## Requirement
How many lines of the data include the string "JSON"? State that number alone.

Data about app and page elements

= = = =

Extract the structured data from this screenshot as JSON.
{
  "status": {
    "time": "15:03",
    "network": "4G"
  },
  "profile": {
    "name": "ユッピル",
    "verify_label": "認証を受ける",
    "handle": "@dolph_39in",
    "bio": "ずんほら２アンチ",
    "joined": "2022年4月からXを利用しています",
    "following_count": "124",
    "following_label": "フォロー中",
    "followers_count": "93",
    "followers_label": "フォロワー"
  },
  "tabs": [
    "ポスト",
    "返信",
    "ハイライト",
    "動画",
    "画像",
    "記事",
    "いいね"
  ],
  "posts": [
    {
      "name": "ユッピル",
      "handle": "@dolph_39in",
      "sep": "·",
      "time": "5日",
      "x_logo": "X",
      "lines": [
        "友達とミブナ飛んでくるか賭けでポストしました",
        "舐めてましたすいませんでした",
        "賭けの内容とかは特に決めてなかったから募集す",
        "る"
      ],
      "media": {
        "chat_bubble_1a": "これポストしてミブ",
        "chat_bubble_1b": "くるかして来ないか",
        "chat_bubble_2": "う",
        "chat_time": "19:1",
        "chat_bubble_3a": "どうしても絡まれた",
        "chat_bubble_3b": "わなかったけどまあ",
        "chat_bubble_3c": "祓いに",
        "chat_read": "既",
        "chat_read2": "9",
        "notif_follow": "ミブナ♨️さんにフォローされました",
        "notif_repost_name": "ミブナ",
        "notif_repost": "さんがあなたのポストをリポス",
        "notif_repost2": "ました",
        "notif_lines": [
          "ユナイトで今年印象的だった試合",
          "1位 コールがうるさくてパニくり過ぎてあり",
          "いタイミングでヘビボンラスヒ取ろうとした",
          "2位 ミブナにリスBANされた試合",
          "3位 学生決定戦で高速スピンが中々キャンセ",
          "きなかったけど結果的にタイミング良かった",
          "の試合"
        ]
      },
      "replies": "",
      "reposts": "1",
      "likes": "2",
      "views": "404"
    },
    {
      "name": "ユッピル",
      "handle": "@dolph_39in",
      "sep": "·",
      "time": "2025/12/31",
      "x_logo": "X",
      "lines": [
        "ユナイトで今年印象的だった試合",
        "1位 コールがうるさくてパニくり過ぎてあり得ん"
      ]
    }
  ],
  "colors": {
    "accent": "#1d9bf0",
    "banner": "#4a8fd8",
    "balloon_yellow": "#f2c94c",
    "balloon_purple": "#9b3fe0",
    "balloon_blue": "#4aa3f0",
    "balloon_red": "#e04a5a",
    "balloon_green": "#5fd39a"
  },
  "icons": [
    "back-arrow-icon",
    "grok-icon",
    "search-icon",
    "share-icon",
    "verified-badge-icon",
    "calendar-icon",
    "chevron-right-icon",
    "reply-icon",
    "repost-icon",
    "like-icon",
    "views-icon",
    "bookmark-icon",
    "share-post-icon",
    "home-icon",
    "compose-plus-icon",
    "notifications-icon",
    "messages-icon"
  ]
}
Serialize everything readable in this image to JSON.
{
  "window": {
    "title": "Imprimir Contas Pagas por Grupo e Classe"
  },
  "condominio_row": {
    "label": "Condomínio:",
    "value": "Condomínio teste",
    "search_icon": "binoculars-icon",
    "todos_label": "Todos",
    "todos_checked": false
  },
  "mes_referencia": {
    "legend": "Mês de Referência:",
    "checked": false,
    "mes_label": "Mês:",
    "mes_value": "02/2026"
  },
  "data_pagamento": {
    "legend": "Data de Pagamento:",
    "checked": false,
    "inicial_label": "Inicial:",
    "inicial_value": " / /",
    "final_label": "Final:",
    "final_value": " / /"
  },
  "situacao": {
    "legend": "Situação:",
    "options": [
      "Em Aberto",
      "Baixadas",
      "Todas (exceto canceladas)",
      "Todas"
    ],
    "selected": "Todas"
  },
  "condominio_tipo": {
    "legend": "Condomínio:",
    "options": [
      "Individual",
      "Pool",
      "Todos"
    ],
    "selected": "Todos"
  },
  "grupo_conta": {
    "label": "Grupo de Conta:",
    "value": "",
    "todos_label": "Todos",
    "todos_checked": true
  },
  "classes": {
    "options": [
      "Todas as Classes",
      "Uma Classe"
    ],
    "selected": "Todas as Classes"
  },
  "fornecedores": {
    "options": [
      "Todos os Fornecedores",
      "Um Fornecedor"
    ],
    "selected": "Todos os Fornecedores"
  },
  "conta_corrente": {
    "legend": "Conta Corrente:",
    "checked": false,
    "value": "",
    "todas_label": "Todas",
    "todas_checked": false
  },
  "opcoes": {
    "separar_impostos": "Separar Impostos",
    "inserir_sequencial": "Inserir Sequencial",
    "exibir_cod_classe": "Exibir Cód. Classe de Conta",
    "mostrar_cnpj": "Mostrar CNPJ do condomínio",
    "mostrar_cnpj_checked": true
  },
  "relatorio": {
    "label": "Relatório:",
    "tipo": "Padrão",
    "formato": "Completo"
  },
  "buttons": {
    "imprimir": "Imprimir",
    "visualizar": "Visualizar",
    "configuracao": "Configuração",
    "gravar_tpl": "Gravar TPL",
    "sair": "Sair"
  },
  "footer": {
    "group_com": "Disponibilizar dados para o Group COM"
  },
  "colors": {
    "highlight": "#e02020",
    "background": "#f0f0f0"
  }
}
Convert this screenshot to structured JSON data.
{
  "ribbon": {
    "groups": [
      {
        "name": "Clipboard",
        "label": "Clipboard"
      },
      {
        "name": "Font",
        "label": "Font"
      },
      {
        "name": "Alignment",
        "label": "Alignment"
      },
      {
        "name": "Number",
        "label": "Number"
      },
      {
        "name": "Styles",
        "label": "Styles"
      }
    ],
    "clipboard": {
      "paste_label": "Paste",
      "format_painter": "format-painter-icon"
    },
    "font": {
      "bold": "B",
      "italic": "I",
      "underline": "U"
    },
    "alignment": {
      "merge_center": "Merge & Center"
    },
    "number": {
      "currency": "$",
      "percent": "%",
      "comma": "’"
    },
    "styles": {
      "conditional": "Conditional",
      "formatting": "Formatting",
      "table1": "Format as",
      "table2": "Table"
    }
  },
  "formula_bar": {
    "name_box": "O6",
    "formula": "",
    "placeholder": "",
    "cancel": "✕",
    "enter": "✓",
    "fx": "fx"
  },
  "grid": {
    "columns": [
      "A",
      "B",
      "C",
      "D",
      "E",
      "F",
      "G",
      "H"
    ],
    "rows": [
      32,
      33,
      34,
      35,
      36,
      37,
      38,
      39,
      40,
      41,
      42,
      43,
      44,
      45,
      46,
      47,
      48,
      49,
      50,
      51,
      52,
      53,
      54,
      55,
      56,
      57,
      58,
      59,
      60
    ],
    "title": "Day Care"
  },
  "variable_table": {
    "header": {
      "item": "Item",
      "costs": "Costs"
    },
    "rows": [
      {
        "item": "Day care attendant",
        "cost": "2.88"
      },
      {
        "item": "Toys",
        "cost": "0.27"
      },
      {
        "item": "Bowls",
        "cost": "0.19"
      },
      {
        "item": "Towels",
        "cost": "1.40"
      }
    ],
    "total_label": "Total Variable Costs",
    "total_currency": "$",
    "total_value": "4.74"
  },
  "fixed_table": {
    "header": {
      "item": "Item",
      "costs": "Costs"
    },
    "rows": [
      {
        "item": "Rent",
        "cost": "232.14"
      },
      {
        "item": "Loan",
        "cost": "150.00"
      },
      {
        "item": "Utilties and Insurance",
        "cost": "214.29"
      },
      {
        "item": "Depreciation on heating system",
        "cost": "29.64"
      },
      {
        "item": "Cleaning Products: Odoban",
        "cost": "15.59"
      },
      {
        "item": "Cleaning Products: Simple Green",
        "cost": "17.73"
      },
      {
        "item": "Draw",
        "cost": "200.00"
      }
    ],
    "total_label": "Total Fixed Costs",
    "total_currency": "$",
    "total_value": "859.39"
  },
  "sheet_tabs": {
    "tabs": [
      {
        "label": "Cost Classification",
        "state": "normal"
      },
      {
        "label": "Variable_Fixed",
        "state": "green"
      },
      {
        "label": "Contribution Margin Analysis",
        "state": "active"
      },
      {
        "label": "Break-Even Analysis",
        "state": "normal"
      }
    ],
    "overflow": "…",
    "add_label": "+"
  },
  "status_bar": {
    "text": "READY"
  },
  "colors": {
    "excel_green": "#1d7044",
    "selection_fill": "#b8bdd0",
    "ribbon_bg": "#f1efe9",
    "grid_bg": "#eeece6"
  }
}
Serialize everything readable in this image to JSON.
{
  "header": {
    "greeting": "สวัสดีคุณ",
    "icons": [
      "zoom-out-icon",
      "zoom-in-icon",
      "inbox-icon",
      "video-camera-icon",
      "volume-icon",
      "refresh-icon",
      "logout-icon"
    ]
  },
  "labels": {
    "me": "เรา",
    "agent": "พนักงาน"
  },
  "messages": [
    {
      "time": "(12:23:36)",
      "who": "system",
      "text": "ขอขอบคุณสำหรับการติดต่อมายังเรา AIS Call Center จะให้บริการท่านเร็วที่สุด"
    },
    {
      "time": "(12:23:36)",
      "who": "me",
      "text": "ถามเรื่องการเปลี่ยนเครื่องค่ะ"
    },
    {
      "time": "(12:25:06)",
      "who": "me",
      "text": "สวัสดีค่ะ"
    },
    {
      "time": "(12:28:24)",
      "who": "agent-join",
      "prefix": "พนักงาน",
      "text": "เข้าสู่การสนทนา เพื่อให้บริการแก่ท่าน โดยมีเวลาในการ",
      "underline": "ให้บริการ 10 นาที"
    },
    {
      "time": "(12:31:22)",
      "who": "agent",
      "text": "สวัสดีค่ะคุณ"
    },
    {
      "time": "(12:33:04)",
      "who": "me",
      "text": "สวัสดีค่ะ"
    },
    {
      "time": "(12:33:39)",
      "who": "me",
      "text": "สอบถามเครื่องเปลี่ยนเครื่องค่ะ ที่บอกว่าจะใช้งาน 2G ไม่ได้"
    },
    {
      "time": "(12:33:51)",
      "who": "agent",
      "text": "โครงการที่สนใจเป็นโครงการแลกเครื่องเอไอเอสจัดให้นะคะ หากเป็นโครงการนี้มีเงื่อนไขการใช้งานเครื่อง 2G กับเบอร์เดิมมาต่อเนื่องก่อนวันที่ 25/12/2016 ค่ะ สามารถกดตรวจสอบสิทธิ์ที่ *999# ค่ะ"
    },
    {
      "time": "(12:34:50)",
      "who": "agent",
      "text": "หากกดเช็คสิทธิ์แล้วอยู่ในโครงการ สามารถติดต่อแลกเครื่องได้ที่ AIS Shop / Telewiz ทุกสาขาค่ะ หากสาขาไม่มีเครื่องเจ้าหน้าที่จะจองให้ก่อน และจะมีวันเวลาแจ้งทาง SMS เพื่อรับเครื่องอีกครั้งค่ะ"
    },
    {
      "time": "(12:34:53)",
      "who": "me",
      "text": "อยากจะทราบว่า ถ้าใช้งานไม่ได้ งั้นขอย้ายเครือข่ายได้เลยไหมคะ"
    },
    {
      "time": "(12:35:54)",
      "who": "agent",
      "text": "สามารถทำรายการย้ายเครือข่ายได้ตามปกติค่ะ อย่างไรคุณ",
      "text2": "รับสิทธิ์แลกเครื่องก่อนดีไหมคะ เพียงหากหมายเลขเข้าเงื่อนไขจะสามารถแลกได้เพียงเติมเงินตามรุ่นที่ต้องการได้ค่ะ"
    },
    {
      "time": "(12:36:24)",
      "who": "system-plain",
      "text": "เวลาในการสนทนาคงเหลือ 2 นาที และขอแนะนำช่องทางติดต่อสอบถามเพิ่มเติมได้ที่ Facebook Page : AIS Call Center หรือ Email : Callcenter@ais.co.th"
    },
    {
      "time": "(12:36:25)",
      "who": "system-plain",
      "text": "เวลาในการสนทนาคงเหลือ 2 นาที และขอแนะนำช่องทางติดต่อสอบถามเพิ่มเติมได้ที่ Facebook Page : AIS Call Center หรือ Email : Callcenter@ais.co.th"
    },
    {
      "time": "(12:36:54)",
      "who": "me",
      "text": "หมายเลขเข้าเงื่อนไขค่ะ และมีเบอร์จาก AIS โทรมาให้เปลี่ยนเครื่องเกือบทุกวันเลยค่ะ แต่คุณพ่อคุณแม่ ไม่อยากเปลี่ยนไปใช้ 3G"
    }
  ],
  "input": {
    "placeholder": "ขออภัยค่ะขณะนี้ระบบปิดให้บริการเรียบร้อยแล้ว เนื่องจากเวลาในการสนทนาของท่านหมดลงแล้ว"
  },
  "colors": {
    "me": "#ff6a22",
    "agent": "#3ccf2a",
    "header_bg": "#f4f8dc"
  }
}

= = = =

## Answer area
4